For me, I found a lot of help in music where it’s a different kind of writing. Even though it’s still comedy to me it’s more of an elaborate performance. It’s still very difficult. It’s a hard job.

Do you improvise while on stage or is it all planned out?

It’s all planned out. I’m not that much of an improviser although I have done it before. Sometimes you have to do it in live performance. It just happens and there’s no way around it. So yes and no. I don’t plan on it, but sometimes you can’t help it.

Do you have any one-liners reserved for hecklers?

I actually don’t have that problem. I haven’t had to deal with it. It’s better to deal with it in the immediacy of the situation and use the environment you’re in. It’s better to do that than rely on a stock answer. I think people can appreciate being in the moment than something that’s prepared. Generally if you just say, “Fuck you,” it works.”

Do you write all your stand-up material, or do you collaborate with someone?

I write everything. I would love to have a writer. I actually tried that before. People would come to see me, like comics, but afterwards say they can’t write for me. It’s too hard of a perspective. Maybe if there was another Asian-American woman who thought like I thought, it might work. I would love the help, but I haven’t had that.

As someone who writes her own material, what is it like for you when you’re in a TV show or movie and saying someone else’s lines, like in “Drop Dead Diva.”

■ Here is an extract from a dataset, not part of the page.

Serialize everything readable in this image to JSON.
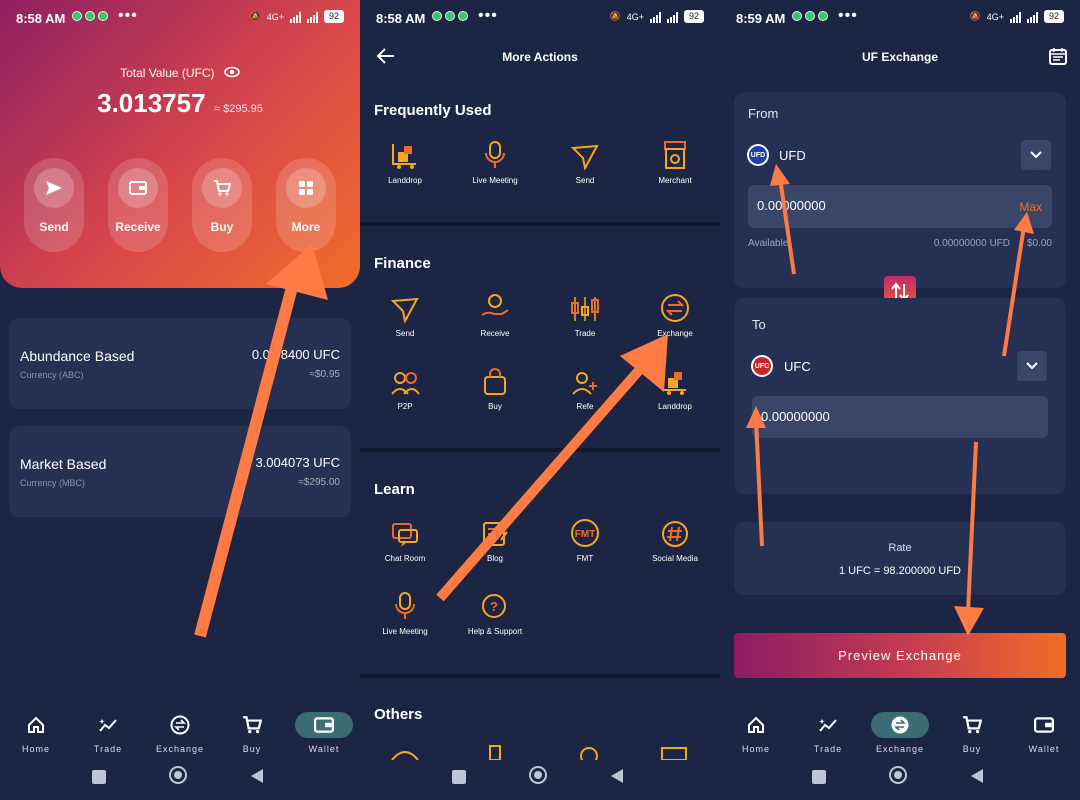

I appreciate the show and I like it a lot. So it’s easy to step into the roll. It’s simple to do. You just walk over there and say that. Or what ever. For me, the acting thing is simple and easy to figure out. If you believe in the integrity of the story line and what they’re doing, then it’s not a hard thing to do. It’s a different way of working and thinking for me, but I really like it.

If you weren’t a comedienne, what would you be doing?

I’d be a veterinarian. I love animals. I have two dogs, which is a great joy. I think the connections people have to pets are sacred bonds. When it comes to animals I’m really good with them.

You’ve done a lot of press throughout the years. Is there anything no one has ever asked you?

No one has ever asked me about my favorite color. I’d have to say it’s royal blue.

Photo: AP Photo
Bonnaroo Music and Arts Festival, Manchester, Tenn.

Margaret Cho’s “Cho Dependent” tour begins with several dates at The Medeira Room / Vixen in Provincetown, Mass., Aug. 15-18 and 20-24. Then she heads to Portland, Ore., for a night at the Arlene Schnitzer Concert Hall Aug. 26; plays Seattle’s Paramount Theatre Aug. 27 and stops in Vancouver for a show at the Queen Elizabeth Theatre Aug. 28.

Other stops include Houston, Las Vegas, Phoenix, Anaheim, San Diego, Minneapolis, Boston, Montreal Washington, Los Angeles, Orlando, Miami Beach and just about every city where people need a good laugh.

For more information, click here for the Margaret Cho website.